Don’t get me wrong, there’s nothing wrong with sex. It’s enjoyable. And, if you do it right, can be a lot of fun for both parties. Great sleep aid. Better than any medication out there. Relieves depression. The only downside is the whole pregnancy bit. And that’s only if you’re female. And it can be mitigated.
50 Shades opened up a world of writing that has been around quite possibly as long as the craft itself. And it really shouldn’t have. Another, more well crafted book should have been the gateway, but what are you going to do? From a writing standpoint, erotica opens up an avenue to be explored. I have an erotica novel planned with the same guy I’m writing Untitled with. It’s going to be awesome and totally screw up one of the best loved Disney movies of all time. And that’s half the fun.
But how much is too much? Is there a limit on erotica? A line that can’t be crossed? A lot of the self-publishing websites out there will not touch a book that speaks of rape with a ten foot pole. ‘No sir,’ they say ‘it’s got to be edited.’ But what if it’s crucial to the story you’re trying to write?
What if the rape scene *has* to be described because without the description, the scene loses its importance to the overall story and a plot point is missed?
Like with anything in this world, sex has a dark side. Hollywood would have masses believe that sex is all about love and happy feelings and omigod is he going to sleep with her? because he totally should! As if sex=love. As if it can be so black and white.
It’s not about love. Well, all right. In the occasion of a healthy relationship; sex is the ultimate expression of love. It isn’t the basis of the relationship, but an extension of it. We are the only species on this earth-other than dolphins-that have sex for fun. Or use sex for domination (dolphins not included). Women have been using it to get what they want since the Middle Ages.
And still use it for their own gains today. Men too. Sex can be very good or turn very ugly. It is so intrinsically tied with our emotions that one bad experience can potentially screw us up for the rest of our lives. I’m not speaking just about women. Men can be hurt by sex. You just don’t hear about it as often because of our society’s stereotypes of men.

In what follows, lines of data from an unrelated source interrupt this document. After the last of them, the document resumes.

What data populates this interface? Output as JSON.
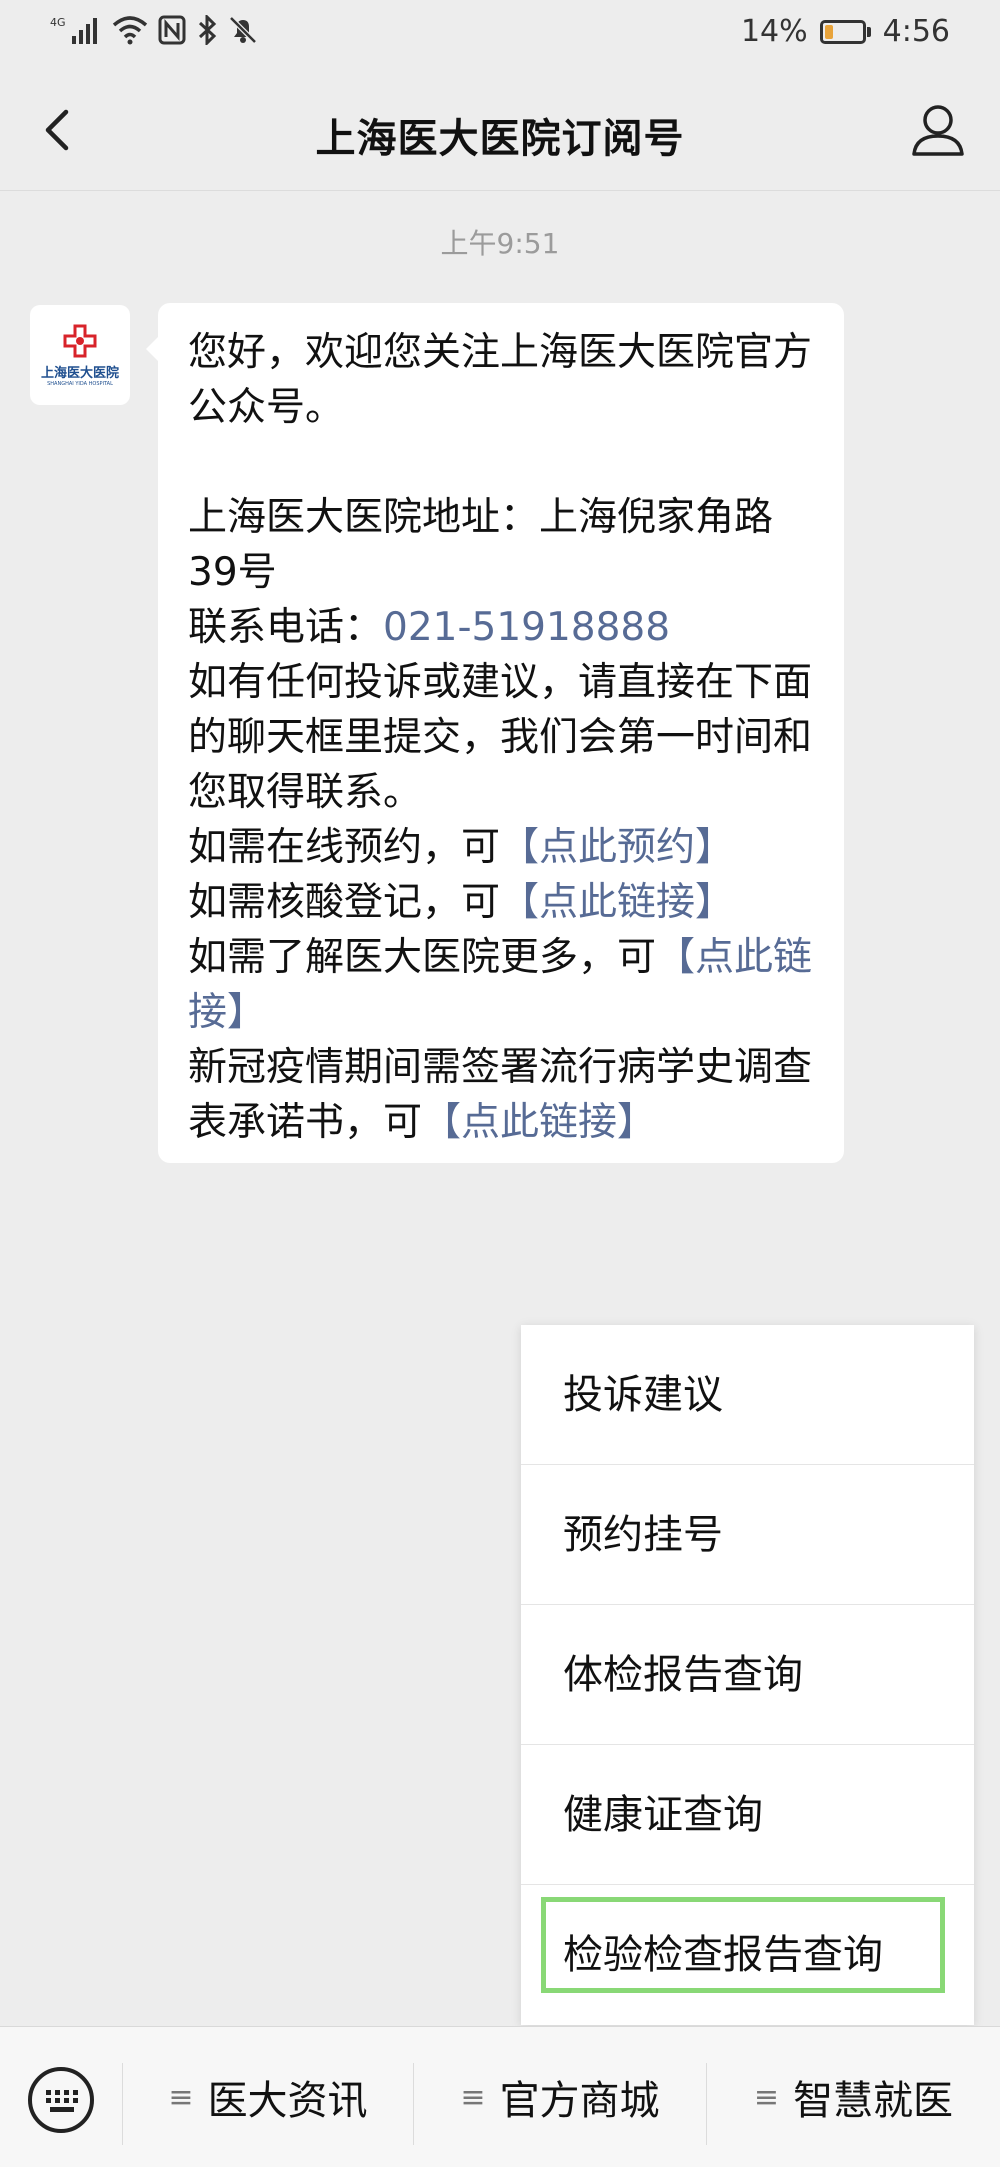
{
  "status_bar": {
    "network": "4G",
    "battery_percent": "14%",
    "time": "4:56"
  },
  "header": {
    "title": "上海医大医院订阅号"
  },
  "chat": {
    "timestamp": "上午9:51",
    "avatar": {
      "logo_text": "上海医大医院",
      "logo_subtext": "SHANGHAI YIDA HOSPITAL"
    },
    "message": {
      "line_1": "您好，欢迎您关注上海医大医院官方公众号。",
      "address": "上海医大医院地址：上海倪家角路39号",
      "phone_label": "联系电话：",
      "phone_number": "021-51918888",
      "complaint": "如有任何投诉或建议，请直接在下面的聊天框里提交，我们会第一时间和您取得联系。",
      "booking_prefix": "如需在线预约，可",
      "booking_link": "【点此预约】",
      "nucleic_prefix": "如需核酸登记，可",
      "nucleic_link": "【点此链接】",
      "more_prefix": "如需了解医大医院更多，可",
      "more_link": "【点此链接】",
      "covid_prefix": "新冠疫情期间需签署流行病学史调查表承诺书，可",
      "covid_link": "【点此链接】"
    }
  },
  "popup_menu": {
    "items": [
      {
        "label": "投诉建议"
      },
      {
        "label": "预约挂号"
      },
      {
        "label": "体检报告查询"
      },
      {
        "label": "健康证查询"
      },
      {
        "label": "检验检查报告查询",
        "highlighted": true
      }
    ]
  },
  "bottom_menu": {
    "tabs": [
      {
        "label": "医大资讯"
      },
      {
        "label": "官方商城"
      },
      {
        "label": "智慧就医"
      }
    ],
    "tab_icon": "≡"
  },
  "colors": {
    "background": "#ededed",
    "link": "#576b95",
    "highlight_border": "#89d876",
    "logo_red": "#d8232a",
    "logo_blue": "#1f4f8f"
  }
}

The Nightly-Edition scared the hell out of me when I was writing it. No joke. I scared myself. There were moments when I was going back over what I had written in order to refresh my memory for the next chapter, stopped with wide eyes and stared at the screen, not believing what I had written. I have an attempted rape in the book. I also have a complex antagonist that has some serious issues. Which manifested itself into split personalities with a tendency to use a strap-on. She, Tabitha, keeps a ‘pet’ of her own. Someone that is simply used for sex.
End of discussion.
Man or woman, doesn’t matter.
Also in Tabitha’s repertoire is the little girl that was molested by someone very close to her, who keeps reliving the moment. Again and again and again.
Sometimes I wonder if I shouldn’t go back into the therapist’s chair and have a long talk about what the inner workings of my deviated little mind really mean.
And then I tell myself ‘I’m a writer. I don’t owe anyone a goddamned explanation’.
Least of all myself. Because I’m not sure I want to hear my reasons.
As it stands now, the draft features thoroughly described sex scenes. Not necessarily between consenting adults, because that isn’t what the story is about. The Nightly-Edition is about escape, not who wants to boff whom and the feelings behind it.
Perhaps the editing process will see some of these scenes tamed. Or, maybe the first tale in the Timepiece series will see Steampunk cross over into erotica. And not the good kind of erotica that someone who sleeps with someone else ends up ‘happily ever after’. The kind of erotica that’s akin to a train wreck. You desperately want to look away but can’t. stop. staring.
If it hasn’t been done before already, I might just be the first. I’m not sure how the world will take it, but we’ll see.
So, what about you guys? What are your thoughts? Is there or isn’t there a line in the sand when it comes to sex and writing? Would you cross it if there was?
Readers: how far do your tastes go? Is sex a draw to the book or a turn off? How far down the rabbit hole are you willing to go?
If anyone is interested: